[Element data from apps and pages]

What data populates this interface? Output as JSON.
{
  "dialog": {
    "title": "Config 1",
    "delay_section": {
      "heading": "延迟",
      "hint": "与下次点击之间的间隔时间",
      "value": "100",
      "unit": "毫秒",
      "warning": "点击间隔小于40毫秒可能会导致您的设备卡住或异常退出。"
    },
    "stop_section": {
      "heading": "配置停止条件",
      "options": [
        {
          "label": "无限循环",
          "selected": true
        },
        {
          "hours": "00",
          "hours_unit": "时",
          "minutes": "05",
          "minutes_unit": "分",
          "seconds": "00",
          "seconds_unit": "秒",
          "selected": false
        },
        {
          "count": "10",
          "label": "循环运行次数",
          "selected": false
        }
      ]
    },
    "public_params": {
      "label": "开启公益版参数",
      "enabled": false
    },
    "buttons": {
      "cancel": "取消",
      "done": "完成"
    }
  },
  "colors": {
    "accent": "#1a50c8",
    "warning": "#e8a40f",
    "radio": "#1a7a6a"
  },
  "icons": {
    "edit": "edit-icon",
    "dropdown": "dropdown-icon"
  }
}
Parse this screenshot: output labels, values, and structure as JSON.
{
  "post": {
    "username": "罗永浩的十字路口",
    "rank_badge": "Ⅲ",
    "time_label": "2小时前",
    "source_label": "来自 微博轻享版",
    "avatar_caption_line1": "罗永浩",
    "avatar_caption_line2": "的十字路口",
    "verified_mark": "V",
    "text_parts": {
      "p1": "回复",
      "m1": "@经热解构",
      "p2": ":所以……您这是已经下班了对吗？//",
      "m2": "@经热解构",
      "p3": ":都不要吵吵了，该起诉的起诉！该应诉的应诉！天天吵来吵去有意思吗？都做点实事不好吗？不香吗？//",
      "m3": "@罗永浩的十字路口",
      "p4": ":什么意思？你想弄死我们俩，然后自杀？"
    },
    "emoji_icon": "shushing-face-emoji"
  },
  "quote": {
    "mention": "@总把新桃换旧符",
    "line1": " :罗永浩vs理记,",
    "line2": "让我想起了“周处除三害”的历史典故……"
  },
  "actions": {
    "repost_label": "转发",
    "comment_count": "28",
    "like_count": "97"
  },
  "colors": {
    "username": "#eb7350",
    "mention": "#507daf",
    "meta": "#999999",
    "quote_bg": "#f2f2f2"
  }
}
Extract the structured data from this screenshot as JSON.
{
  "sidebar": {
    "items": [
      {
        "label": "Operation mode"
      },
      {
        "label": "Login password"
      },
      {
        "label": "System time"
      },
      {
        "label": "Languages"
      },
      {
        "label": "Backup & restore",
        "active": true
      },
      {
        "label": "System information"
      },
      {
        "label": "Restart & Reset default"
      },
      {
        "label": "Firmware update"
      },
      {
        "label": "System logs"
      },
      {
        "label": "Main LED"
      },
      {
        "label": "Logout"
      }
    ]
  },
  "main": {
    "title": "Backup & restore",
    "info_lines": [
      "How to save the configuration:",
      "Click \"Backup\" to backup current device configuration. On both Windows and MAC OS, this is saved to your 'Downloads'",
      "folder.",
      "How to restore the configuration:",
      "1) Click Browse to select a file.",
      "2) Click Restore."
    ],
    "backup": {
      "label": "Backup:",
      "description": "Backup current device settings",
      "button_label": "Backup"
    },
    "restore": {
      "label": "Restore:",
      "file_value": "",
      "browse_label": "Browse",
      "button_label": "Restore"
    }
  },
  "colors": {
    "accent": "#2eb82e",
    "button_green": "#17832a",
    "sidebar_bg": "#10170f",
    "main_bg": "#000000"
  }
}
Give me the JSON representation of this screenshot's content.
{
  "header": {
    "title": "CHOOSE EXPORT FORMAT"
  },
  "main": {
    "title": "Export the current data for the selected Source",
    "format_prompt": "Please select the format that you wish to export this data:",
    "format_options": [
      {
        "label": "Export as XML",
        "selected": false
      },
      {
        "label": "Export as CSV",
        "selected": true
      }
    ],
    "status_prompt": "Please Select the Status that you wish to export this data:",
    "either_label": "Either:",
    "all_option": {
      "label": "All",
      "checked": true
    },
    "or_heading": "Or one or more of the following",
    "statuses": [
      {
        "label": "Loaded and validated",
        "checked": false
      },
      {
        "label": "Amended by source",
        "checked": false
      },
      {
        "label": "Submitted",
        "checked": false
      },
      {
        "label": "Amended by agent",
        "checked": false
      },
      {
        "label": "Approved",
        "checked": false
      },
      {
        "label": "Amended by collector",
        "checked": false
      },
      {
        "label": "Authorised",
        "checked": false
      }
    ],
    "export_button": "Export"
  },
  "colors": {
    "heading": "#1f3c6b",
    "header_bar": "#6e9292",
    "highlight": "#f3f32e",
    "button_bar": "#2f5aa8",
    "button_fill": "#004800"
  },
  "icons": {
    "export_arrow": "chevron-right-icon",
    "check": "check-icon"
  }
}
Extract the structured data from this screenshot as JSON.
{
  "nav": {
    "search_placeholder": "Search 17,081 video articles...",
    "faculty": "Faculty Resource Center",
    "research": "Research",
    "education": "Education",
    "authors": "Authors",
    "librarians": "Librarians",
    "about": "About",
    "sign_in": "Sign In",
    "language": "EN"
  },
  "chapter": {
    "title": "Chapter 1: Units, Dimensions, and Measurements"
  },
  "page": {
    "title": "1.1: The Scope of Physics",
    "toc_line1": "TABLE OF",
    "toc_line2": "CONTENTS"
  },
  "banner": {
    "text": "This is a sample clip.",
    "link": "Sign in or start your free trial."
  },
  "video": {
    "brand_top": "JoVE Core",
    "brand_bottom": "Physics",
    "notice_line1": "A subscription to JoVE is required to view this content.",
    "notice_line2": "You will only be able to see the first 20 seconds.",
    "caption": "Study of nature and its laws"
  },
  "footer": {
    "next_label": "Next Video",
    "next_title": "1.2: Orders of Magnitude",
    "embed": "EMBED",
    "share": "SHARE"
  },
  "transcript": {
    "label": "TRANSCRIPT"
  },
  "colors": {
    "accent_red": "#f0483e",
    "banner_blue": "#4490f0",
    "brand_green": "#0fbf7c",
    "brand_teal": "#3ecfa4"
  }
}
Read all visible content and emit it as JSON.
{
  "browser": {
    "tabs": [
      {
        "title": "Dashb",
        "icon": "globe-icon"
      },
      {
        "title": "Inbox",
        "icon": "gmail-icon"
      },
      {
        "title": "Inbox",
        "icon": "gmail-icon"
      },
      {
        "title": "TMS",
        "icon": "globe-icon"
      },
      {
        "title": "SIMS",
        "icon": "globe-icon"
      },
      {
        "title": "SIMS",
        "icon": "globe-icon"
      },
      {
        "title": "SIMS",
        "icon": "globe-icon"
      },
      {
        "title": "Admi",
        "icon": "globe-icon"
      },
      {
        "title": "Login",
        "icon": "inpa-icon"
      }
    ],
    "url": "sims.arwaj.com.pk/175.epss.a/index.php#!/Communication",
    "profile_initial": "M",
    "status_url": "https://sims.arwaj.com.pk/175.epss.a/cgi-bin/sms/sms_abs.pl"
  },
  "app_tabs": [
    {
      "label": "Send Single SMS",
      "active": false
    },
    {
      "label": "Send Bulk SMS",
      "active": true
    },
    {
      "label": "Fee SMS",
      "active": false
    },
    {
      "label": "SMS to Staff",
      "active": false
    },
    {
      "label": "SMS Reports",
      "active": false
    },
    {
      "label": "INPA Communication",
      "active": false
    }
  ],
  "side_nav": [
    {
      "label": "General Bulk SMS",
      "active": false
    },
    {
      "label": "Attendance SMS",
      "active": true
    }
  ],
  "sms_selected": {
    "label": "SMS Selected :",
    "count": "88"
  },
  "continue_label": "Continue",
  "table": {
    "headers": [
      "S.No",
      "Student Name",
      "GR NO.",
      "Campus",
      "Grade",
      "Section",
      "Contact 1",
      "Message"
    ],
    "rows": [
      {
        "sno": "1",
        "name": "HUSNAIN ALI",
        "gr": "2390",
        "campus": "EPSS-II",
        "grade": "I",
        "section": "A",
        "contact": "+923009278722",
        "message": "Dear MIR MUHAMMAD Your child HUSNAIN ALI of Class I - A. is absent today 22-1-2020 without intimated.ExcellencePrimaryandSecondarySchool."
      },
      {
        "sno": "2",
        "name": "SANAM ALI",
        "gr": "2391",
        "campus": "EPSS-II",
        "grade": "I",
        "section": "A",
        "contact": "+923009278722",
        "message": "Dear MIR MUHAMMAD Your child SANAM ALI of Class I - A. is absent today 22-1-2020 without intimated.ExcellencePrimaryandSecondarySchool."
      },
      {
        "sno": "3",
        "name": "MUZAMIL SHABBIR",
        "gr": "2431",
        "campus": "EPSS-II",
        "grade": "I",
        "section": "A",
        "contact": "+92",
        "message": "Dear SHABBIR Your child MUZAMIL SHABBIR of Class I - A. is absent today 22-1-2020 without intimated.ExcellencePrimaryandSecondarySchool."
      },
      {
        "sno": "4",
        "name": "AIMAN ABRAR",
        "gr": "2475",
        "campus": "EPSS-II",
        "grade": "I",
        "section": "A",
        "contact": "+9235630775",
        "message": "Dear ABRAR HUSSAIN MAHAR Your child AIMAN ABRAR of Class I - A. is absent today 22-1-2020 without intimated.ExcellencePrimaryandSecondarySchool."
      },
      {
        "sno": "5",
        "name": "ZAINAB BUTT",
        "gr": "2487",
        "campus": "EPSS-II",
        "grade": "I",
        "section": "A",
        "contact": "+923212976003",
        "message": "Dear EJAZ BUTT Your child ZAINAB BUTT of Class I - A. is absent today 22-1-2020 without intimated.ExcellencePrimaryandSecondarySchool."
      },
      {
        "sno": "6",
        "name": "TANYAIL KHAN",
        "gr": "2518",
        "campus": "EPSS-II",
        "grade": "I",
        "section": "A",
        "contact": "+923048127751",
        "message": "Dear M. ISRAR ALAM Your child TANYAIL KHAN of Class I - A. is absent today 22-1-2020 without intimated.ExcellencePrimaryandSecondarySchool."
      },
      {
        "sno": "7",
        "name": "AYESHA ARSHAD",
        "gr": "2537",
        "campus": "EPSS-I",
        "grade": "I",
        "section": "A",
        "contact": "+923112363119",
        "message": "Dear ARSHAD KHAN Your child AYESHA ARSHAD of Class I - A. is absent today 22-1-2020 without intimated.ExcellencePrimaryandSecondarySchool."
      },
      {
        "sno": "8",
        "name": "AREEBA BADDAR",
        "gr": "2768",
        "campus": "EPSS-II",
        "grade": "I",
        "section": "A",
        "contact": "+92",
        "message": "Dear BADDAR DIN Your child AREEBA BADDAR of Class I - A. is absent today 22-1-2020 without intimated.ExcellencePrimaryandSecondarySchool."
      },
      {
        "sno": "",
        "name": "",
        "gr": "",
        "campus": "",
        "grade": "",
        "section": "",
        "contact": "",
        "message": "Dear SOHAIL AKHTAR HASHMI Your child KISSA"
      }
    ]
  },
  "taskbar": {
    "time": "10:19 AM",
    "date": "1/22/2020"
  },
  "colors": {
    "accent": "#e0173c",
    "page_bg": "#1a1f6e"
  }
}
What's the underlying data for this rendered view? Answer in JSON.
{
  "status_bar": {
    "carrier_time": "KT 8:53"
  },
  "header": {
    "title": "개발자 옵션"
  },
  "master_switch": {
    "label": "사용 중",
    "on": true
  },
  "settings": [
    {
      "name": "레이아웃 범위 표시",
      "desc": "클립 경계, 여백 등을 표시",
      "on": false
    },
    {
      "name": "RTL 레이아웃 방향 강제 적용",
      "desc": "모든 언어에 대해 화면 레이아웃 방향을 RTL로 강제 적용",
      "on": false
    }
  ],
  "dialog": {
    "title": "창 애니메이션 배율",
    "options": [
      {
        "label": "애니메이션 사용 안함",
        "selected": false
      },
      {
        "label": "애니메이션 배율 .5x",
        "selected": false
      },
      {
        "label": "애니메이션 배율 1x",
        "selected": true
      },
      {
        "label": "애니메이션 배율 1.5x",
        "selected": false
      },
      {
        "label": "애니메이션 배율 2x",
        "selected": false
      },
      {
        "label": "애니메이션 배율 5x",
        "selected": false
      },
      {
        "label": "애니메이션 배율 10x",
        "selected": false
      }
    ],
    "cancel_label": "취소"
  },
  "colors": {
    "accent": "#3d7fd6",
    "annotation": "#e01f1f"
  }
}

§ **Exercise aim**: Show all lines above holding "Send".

§ **Solution to the problem**:
      "label": "Send Single SMS",
      "label": "Send Bulk SMS",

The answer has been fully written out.